Good English Vibes: Learning for a Brighter Future

Book Writer & Publisher: 
Samuel Rose, Asahi Press
Victoria Thomas, University of Shimane

[Samuel Rose. Asahi Press, 2022. (Answer key and tests in the teacher’s manual) p. 90. ¥1,870. ISBN: 978-4-255-15688-0.]

Reviewed by Victoria Thomas, University of Shimane

Good English Vibes: Learning for a Brighter Future is a compact 15-unit English communication textbook. This book is marketed for university-age learners with a TOEIC score ranging between 400 to 500 or an existing English vocabulary of 800 to 1000 headwords. Fourteen units follow roughly the same pattern. The 15th unit is a placeholder for the review test, which is provided in the teacher’s manual.

The 14 units follow a six-page pattern. The first section features a dication exercise on the unit’s topic, consisting of five sentences with an increasing number of missing words. According to Newton and Nation (2021), dictations are an excellent source of practice for listening for details, spelling, and general focus on form. After the dictation, there is a list of 10 vocabulary items, which students are asked to define in English. More advanced students can use this as an in-class challenge, but for less proficient students, it can be an in-class dictionary activity. Instructions can be altered to allow for Japanese translations as answers. Following this definition section is a vocabulary/applied grammar section called Vocabulary Builder in which students have to choose the grammatically correct answer. For example: “You never get a second chance to make a first _____. 1. impressive 2. impression 3. imperative 4. important 5. impress (Rose, 2022, p. 3). This section intrigued me because it is essentially an implicit grammar activity disguised as a vocabulary activity. Overall, the first section usually takes my students about 30 minutes to complete.

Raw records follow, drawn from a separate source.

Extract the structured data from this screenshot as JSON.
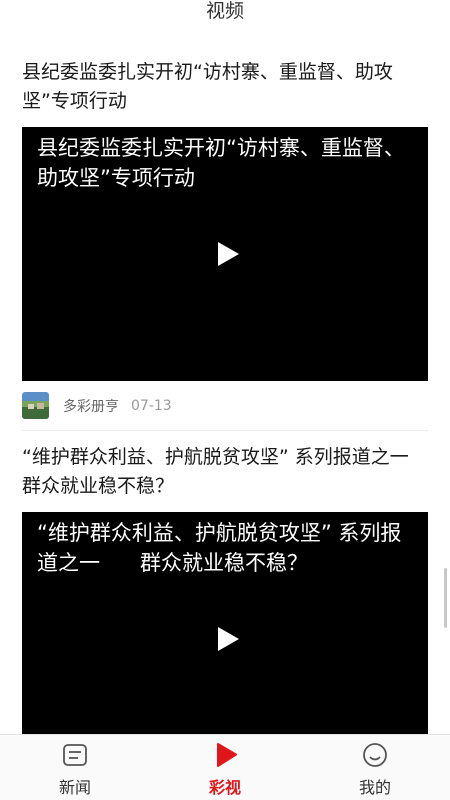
{
  "header": {
    "title": "视频"
  },
  "videos": [
    {
      "title": "县纪委监委扎实开初“访村寨、重监督、助攻坚”专项行动",
      "overlay_title": "县纪委监委扎实开初“访村寨、重监督、助攻坚”专项行动",
      "source": "多彩册亨",
      "date": "07-13"
    },
    {
      "title": "“维护群众利益、护航脱贫攻坚” 系列报道之一 群众就业稳不稳？",
      "overlay_title": "“维护群众利益、护航脱贫攻坚” 系列报道之一      群众就业稳不稳？"
    }
  ],
  "tabs": [
    {
      "label": "新闻",
      "icon": "news-icon"
    },
    {
      "label": "彩视",
      "icon": "video-play-icon",
      "active": true
    },
    {
      "label": "我的",
      "icon": "smiley-profile-icon"
    }
  ],
  "colors": {
    "accent": "#e0161b",
    "player_bg": "#000000"
  }
}
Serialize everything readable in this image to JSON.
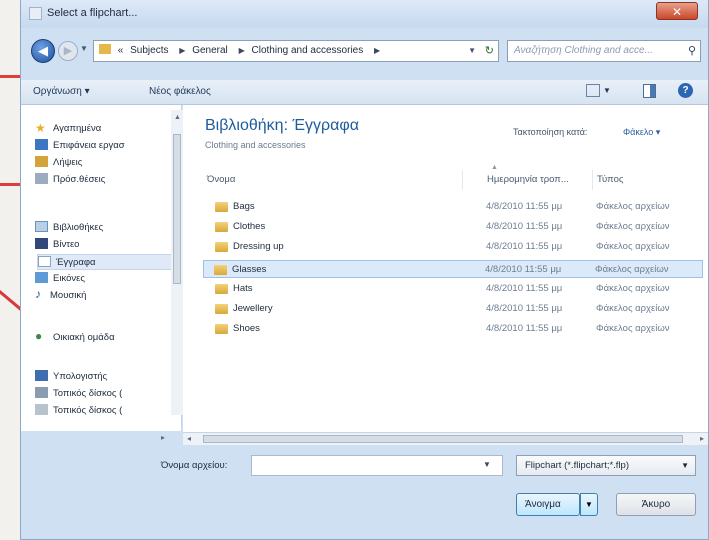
{
  "window": {
    "title": "Select a flipchart...",
    "close_label": "✕"
  },
  "address_bar": {
    "crumbs": [
      "«",
      "Subjects",
      "General",
      "Clothing and accessories"
    ],
    "search_placeholder": "Αναζήτηση Clothing and acce..."
  },
  "toolbar": {
    "organize": "Οργάνωση ▾",
    "new_folder": "Νέος φάκελος"
  },
  "nav": {
    "items": [
      {
        "label": "Αγαπημένα",
        "icon": "star-icon"
      },
      {
        "label": "Επιφάνεια εργασ",
        "icon": "desktop-icon"
      },
      {
        "label": "Λήψεις",
        "icon": "downloads-icon"
      },
      {
        "label": "Πρόσ.θέσεις",
        "icon": "recent-places-icon"
      },
      {
        "label": "Βιβλιοθήκες",
        "icon": "libraries-icon"
      },
      {
        "label": "Βίντεο",
        "icon": "video-icon"
      },
      {
        "label": "Έγγραφα",
        "icon": "documents-icon"
      },
      {
        "label": "Εικόνες",
        "icon": "pictures-icon"
      },
      {
        "label": "Μουσική",
        "icon": "music-icon"
      },
      {
        "label": "Οικιακή ομάδα",
        "icon": "homegroup-icon"
      },
      {
        "label": "Υπολογιστής",
        "icon": "computer-icon"
      },
      {
        "label": "Τοπικός δίσκος (",
        "icon": "local-disk-icon"
      },
      {
        "label": "Τοπικός δίσκος (",
        "icon": "local-disk-icon"
      }
    ]
  },
  "library": {
    "title": "Βιβλιοθήκη: Έγγραφα",
    "subtitle": "Clothing and accessories",
    "arrange_label": "Τακτοποίηση κατά:",
    "arrange_value": "Φάκελο ▾"
  },
  "columns": {
    "name": "Όνομα",
    "date": "Ημερομηνία τροπ...",
    "type": "Τύπος"
  },
  "files": [
    {
      "name": "Bags",
      "date": "4/8/2010 11:55 μμ",
      "type": "Φάκελος αρχείων"
    },
    {
      "name": "Clothes",
      "date": "4/8/2010 11:55 μμ",
      "type": "Φάκελος αρχείων"
    },
    {
      "name": "Dressing up",
      "date": "4/8/2010 11:55 μμ",
      "type": "Φάκελος αρχείων"
    },
    {
      "name": "Glasses",
      "date": "4/8/2010 11:55 μμ",
      "type": "Φάκελος αρχείων"
    },
    {
      "name": "Hats",
      "date": "4/8/2010 11:55 μμ",
      "type": "Φάκελος αρχείων"
    },
    {
      "name": "Jewellery",
      "date": "4/8/2010 11:55 μμ",
      "type": "Φάκελος αρχείων"
    },
    {
      "name": "Shoes",
      "date": "4/8/2010 11:55 μμ",
      "type": "Φάκελος αρχείων"
    }
  ],
  "footer": {
    "filename_label": "Όνομα αρχείου:",
    "filename_value": "",
    "filetype": "Flipchart (*.flipchart;*.flp)",
    "open_label": "Άνοιγμα",
    "cancel_label": "Άκυρο"
  },
  "colors": {
    "annotation": "#e23b3b",
    "accent": "#1e5b9c",
    "selection": "#dce9f9"
  }
}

The second section contains a reading passage with audio, five true/false questions about the reading, three short discussion questions, and a short Pronunciation Focus exercise with four key words for students to listen to and repeat. The audio for the reading passage provides basic accessibility for students who might benefit from audio-assisted reading. Jackson and Karger (2015) highlighted the benefits of audio-assisted reading for students with vision impairment, visual processing disorders, learning disabilities, and underdeveloped literacy. However, they believed all students could benefit from multimodal access. Students’ reading comprehension is assessed with the true-false questions and the short discussion questions, which appear to be the book’s primary means for developing speaking skills. However, using the sole speaking activity as post-reading questions might not provide enough opportunities for speaking or creativity in a communication class. If using this book exclusively, other speaking activities might be necessary in order to provide a skills-balanced course.

The third section usually contains a two-person dialogue, a short free-writing prompt, a themed vocabulary activity, ending with a useful, ungraded Notes section for students. The dialogues exemplify my major criticism of the book: All audio recordings are completed by the same two native speakers (one man, one woman, both with standard American accents), despite the dialogues being presented as conversations between a native speaker and a Japanese university student. However, the free writing activity is one of the most beneficial communicative activities in the book. Park (2020) noted, free writing provides a space for meaning-focused language production, reducing students’ anxiety about writing and improving their thinking skills. Placing this open-ended activity at the end of the chapter and near the Notes section is a brilliant strategy to encourage student reflection and engagement.

Because textbooks are ultimately a tool for students, I survey my students about their textbook after each semester. This semester, the students’ responses included: “easy to understand,” “very nice,” “very good size,” and “useful.” Movies, music, sports, and foods were specifically praised as topics. As in previous semesters, most students liked the book and considered it an appropriate level. Three students stated that the book was too easy, and eight claimed that certain parts were too hard (usually the dictation or vocabulary definitions, though each section was mentioned at least once). However, each section was praised by other students. These comments indicate that it is well suited for the average student in my class.

Overall, Good English Vibes, along with supplementary materials, provides a simple foundation for teachers to build their students’ English language skills. Its simple layout is clear and easy for students to understand, and my students like the topics. It provides simple pre-designed activities of the variety that might be more tedious to create from scratch (dictations, implicit grammar, readings, and dialogues) while leaving room for teacher expansion and personalization.



Jackson, R., & Karger, J. (2015). Audio-supported reading and students with learning disabilities. National Center on Accessible Education Materials.

Newton, J. M., & Nation, I. S. O. (2021). Teaching ESL/EFL listening and speaking (2nd ed.). Routledge.

Park, J. (2020). Benefits of freewriting in an EFL academic writing classroom. ELT Journal, 74(3), 318–326.